    • Crustaceans: Some crab species, such as the purple marsh crab (Sesarma reticulatum) and Australian crab (Austrothelphusa transversa).
    • Gastropods: Land snails and slugs, for example, in the genera Helix, Otala, Cemuella, and Theba.
    • Annelids: Earthworms
  • Vertebrates:
    • Reptiles: Crocodiles, certain tortoises, and some snake species. Specific examples include the gopher tortoise (Gopherus polyphemus) and North American rattlesnake (Crotalus atrox).
    • Amphibians: Frogs, toads, and salamanders. Examples include the African bullfrog (Pyxicephalus adspersus) and spadefoot toads (Pelobates)
    • Fish: Lungfish (e.g., African lungfish Protopterus annectens)
    • Mammals: Some species of hedgehogs, lemurs, mice, and bats.
    • Birds: Some sources cite the hummingbird as an example of a bird that undergoes estivation. However, most references consider the avian response to hot an dry conditions as a form of torpor separate from estivation.

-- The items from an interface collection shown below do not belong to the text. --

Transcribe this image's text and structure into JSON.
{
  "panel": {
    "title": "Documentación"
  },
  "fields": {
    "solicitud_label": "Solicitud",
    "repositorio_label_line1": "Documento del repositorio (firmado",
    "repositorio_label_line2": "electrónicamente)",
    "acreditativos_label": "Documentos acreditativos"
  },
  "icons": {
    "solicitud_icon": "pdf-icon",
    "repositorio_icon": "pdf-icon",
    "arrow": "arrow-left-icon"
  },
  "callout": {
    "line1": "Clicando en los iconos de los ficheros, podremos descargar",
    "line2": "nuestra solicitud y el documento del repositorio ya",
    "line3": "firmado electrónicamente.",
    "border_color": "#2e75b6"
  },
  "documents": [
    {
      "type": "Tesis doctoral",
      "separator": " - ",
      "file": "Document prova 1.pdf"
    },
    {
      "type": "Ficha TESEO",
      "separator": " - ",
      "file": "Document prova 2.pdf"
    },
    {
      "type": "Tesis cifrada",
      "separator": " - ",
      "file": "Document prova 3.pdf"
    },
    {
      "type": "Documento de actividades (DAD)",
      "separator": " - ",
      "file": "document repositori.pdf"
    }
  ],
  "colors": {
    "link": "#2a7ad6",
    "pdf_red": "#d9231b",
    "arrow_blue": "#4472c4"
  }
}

Each species listed here has developed unique adaptations for estivation. For example:

  • The African bullfrog creates a mucus cocoon that preserves moisture around its body.
  • The African lungfish burrows into mud and secretes a mucus cocoon, allowing it to breathe air through a built-in snorkel-like structure.
  • The hedgehog’s metabolism decreases significantly, allowing it to survive long periods without food or water.
  • Land snails seal their shells with a mucus-derived membrane to prevent desiccation.

Comparison to Hibernation and Brumation

Estivation is comparable to hibernation and brumation, which are forms of dormancy in response to cold temperatures. While hibernation is a strategy used primarily by mammals to conserve energy during winter when food is scarce, brumation is a similar state in cold-blooded animals, such as reptiles and amphibians. The primary difference lies in the trigger for these states: estivation is a response to heat and drought, while hibernation and brumation are responses to cold.

Overlap Between Estivation, Hibernation, and Brumation

Some animals engage in more than one form of dormancy. For example, certain species of desert tortoises estivate during extremely hot summer months and brumate during colder winter periods. The dormouse (Glis glis) engages in hibernation, daily torpor, and estivation. This versatility allows them to survive in environments with extreme seasonal temperature fluctuations.

References

  • Charlwood, J.D.; Vij, R.; Billingsley, P.F. (2000). “Dry season refugia of malaria-transmitting mosquitoes in a dry savannah zone of east Africa”. American Journal of Tropical Medicine and Hygiene. 62 (6): 726–732. doi:10.4269/ajtmh.2000.62.726
  • Cunningham, R. K.; Tombes, A. S. (1966). “Succinate oxidase system in the alfalfa weevil, Hypera postica, during aestivation (summer diapause)”. Comparative Biochemistry and Physiology. 18 (4): 725–733. doi:10.1016/0010-406x(66)90207-6
  • Delaney, R. G.; Lahiri, S.; Fishman, A. P. (1974). “Aestivation of the African lungfish Protopterus aethiopicus: cardiovascular and respiratory functions”. Journal of Experimental Biology. 61 (1): 111–128. doi:10.1242/jeb.61.1.111
  • Navas, Carlos Arturo; Carvalho, José Eduardo (2009). Aestivation: Molecular and Physiological Aspects. Springer. ISBN 978-3-642-02420-7.
  • Storey, Kenneth B.; Storey, Janet M. (2012). “Aestivation: signaling and hypometabolism”. The Journal of Experimental Biology. 215 (8): 1425–1433. doi:10.1242/jeb.054403
  • Wilz, M.; Heldmaier, G. (2000). “Comparison of hibernation, estivation and daily torpor in the edible dormouse, Glis glis“. J Comp Physiol B. 170(7):511-21. doi: 10.1007/s003600000129